━━ RECORDS

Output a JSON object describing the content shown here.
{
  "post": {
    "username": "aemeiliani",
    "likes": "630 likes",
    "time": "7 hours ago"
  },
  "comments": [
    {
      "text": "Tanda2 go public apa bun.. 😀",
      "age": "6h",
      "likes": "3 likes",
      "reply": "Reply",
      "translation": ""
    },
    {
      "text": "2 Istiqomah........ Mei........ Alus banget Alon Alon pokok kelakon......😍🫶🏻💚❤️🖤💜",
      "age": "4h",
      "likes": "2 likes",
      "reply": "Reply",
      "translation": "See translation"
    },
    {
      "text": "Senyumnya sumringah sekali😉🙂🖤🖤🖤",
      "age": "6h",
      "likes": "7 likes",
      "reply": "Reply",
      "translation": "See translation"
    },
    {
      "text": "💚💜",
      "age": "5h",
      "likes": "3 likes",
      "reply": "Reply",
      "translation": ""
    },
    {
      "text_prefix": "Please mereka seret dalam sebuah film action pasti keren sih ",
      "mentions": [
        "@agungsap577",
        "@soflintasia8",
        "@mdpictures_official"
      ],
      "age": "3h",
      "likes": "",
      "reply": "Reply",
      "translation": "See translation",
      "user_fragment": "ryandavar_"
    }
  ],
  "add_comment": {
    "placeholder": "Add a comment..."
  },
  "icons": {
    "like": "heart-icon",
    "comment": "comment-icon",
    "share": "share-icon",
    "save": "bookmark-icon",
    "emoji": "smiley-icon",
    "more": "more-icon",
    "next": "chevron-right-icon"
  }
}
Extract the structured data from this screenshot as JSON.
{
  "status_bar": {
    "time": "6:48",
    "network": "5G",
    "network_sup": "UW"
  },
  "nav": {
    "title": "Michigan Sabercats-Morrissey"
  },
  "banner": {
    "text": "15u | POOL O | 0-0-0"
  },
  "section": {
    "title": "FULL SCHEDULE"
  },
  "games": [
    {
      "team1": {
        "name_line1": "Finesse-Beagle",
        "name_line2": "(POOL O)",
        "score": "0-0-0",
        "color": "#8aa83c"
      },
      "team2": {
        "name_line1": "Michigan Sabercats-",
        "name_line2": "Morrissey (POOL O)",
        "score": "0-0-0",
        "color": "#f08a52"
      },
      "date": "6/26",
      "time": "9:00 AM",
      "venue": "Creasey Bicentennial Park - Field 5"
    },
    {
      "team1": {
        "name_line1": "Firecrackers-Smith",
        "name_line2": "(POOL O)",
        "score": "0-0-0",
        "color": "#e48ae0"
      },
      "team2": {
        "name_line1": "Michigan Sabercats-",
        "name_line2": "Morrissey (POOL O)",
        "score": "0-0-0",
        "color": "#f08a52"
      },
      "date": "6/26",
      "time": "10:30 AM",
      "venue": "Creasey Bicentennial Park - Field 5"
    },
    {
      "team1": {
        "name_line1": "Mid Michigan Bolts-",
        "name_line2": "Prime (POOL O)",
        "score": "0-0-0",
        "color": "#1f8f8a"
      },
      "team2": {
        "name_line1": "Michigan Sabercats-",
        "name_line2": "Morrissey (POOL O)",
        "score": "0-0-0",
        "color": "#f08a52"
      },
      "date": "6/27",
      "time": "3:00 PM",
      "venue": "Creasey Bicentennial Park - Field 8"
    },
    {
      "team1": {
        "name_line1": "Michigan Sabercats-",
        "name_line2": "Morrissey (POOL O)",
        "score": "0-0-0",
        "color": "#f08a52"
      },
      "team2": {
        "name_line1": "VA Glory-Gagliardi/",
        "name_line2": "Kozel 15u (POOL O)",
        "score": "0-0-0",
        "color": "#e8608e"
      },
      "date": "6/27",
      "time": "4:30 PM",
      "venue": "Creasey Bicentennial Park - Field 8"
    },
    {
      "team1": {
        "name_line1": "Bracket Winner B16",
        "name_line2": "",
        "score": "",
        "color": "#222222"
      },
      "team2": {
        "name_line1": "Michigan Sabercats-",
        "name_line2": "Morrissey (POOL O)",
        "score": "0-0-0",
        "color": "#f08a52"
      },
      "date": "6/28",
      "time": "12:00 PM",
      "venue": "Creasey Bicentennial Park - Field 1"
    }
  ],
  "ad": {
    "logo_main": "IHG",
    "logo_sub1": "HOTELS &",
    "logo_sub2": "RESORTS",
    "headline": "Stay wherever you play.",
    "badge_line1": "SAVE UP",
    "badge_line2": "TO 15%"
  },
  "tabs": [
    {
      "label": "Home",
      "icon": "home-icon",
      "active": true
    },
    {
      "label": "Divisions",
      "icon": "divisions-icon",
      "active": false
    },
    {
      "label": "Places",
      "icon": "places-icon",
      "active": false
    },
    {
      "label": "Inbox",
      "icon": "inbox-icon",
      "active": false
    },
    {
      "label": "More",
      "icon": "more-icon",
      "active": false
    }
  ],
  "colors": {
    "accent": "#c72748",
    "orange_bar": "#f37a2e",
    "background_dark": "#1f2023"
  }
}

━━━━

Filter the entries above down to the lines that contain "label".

      "label": "Home",
      "label": "Divisions",
      "label": "Places",
      "label": "Inbox",
      "label": "More",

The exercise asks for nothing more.